T.J. Brennan seeing some gloveless action with the Leafs in 2015. – Tom Szczerbowski-USA TODAY Sports

The Marlies beat the Moose 4-1, and AHL All-Star T.J. Brennan is now tied with William Nylander in points. Just how good is he?

Is T.J. Brennan the best defenceman in the AHL?

To have a defenceman in sniffing distance of the top of the points race in a league is very unusual. As of this morning there’s two guys at 36 points, and then there’s Brennan and Nylander at 34. He could end up leading more than just his own team.

I took a look at the top defencemen in the league in even-strength points per game to weed out power play specialists and to be fair to the guys who haven’t played as many games. I imposed a minimum of 12 games played to keep out the one-game wonders, and I also included goals and primary assists to see how each guy is getting his points.

A couple of things stand out: Brennan has a lot more goals than most guys, and he does have a high shooting percentage, but to get those goals, he has to be doing more than shooting from the point to get things started. Also, the guy in second place has played in the NHL this year and in the past, as have many others on the list.

If you put the forwards back in the mix, Brennan is 54th in the league right now. Which means he’s scoring at a rate better than most of the top six forwards.

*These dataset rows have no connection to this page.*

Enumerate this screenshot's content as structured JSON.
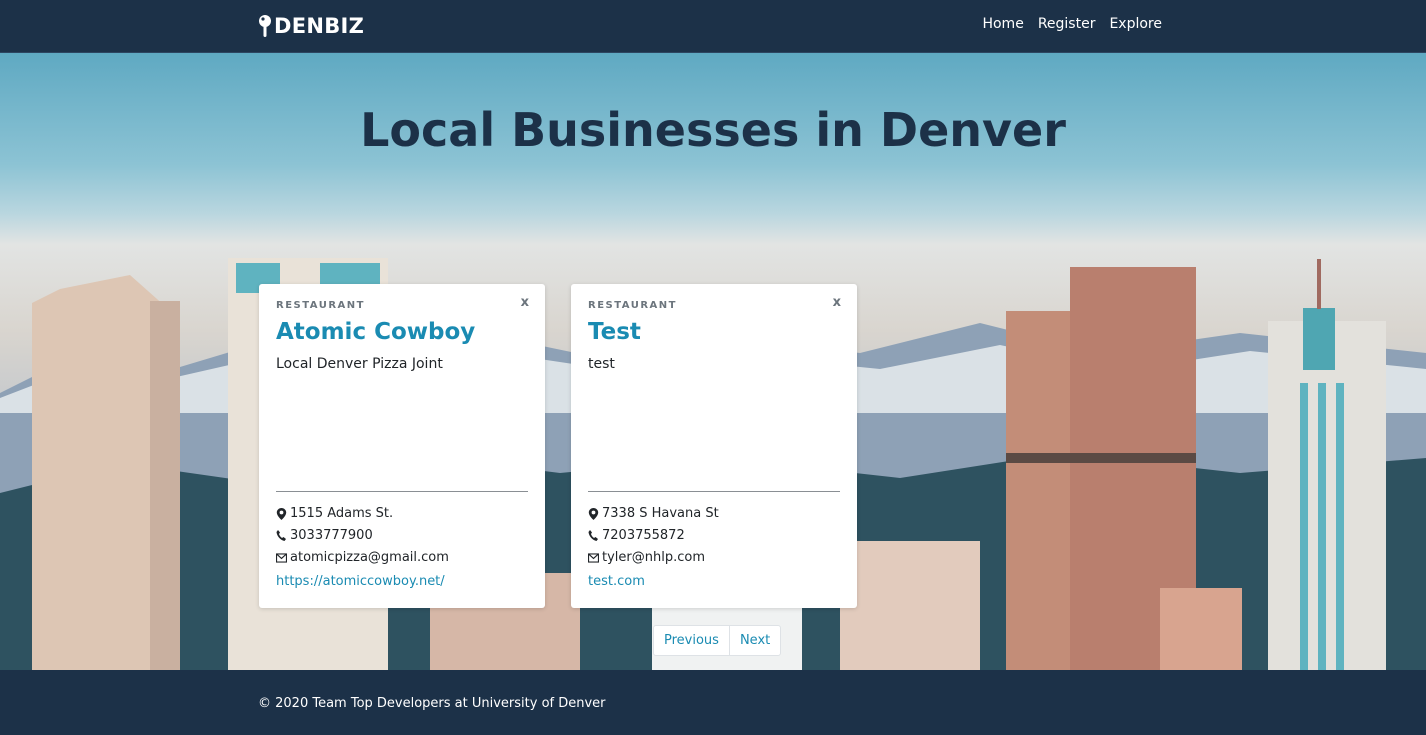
{
  "navbar": {
    "brand": "DENBIZ",
    "brand_icon": "map-pin-icon",
    "links": [
      "Home",
      "Register",
      "Explore"
    ]
  },
  "hero": {
    "title": "Local Businesses in Denver"
  },
  "cards": [
    {
      "category": "RESTAURANT",
      "close": "x",
      "name": "Atomic Cowboy",
      "description": "Local Denver Pizza Joint",
      "address": "1515 Adams St.",
      "phone": "3033777900",
      "email": "atomicpizza@gmail.com",
      "website": "https://atomiccowboy.net/"
    },
    {
      "category": "RESTAURANT",
      "close": "x",
      "name": "Test",
      "description": "test",
      "address": "7338 S Havana St",
      "phone": "7203755872",
      "email": "tyler@nhlp.com",
      "website": "test.com"
    }
  ],
  "pagination": {
    "previous": "Previous",
    "next": "Next"
  },
  "footer": {
    "text": "© 2020 Team Top Developers at University of Denver"
  },
  "colors": {
    "navy": "#1c3148",
    "link": "#1a8bb2"
  }
}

So what if he is the best defenceman in the AHL? Without any shots against data, it’s really hard to say. He’s had a few goes at NHL time, none of it significant enough to mean anything, so it’s hard to guess how he’d fare with regular NHL minutes. But with so many bodies ahead of him on the depth chart, perhaps all he’s managed is to vault over Scott Harrington. And bring Andrew Campbell with him.

Much love to the people behind prospect-stats.com

Marlies: 4 Moose: 1

Saturday January 9, 2016

The Marlies, coming off their win the previous night over the Moose started the game as they meant to go on. They outshot the Moose 13-7 in the first, and Ray Emery, getting another start for the Marlies was solid in net.  Antoine Bibeau and a reportedly healthy Garret Sparks have been sent back down from the Leafs, so he might have to wait for another chance.

The teams kept on at that pace in the second period, trading goals and finishing tied. Toronto’s goal was scored by T.J. Brennan with an assist by Jeremy Morin, playing again on the top line, giving him a second point in his second game with the team.

In the third, it was as if the Marlies had solved the puzzle of good rookie Moose goaltender Eric Comrie, and the goals piled up like they often do when the Marlies have their full roster, which they definitely didn’t.

All-Star Josh Leivo got a power play goal as the game-winner from Brennan and Brett Findlay, Morin got his first as a Marlie, also on the power play, from Findlay and Nikita Soshnikov, and Soshnikov capped off a very good night with a goal from James Martin.

Leivo—star of the night to my eye, barely edging out Brennan—led the team with 7 shots on goal, while Casey Bailey, held off the score sheet had 6.

Emery had some work to do in the later stages, made some good saves, and may have had his best outing this year. Shots on goal were 45-22 when it was all done, so it wasn’t exactly hard work.

Brennan’s goal and an assist moved him into a tie for third place in AHL points with William Nylander. They each hove 14 goals and 20 assists, but Brennan managed it in 37 games to Nylander’s 27.

With Nylander expected to be out for some time as he recovers from what is believed to be a concussion, Brennan will have some time to take over the team lead. He’ll have some competition from Mark Arcobello, who was sent back to the farm on Monday.

Source: Is T.J. Brennan the best defenceman in the AHL?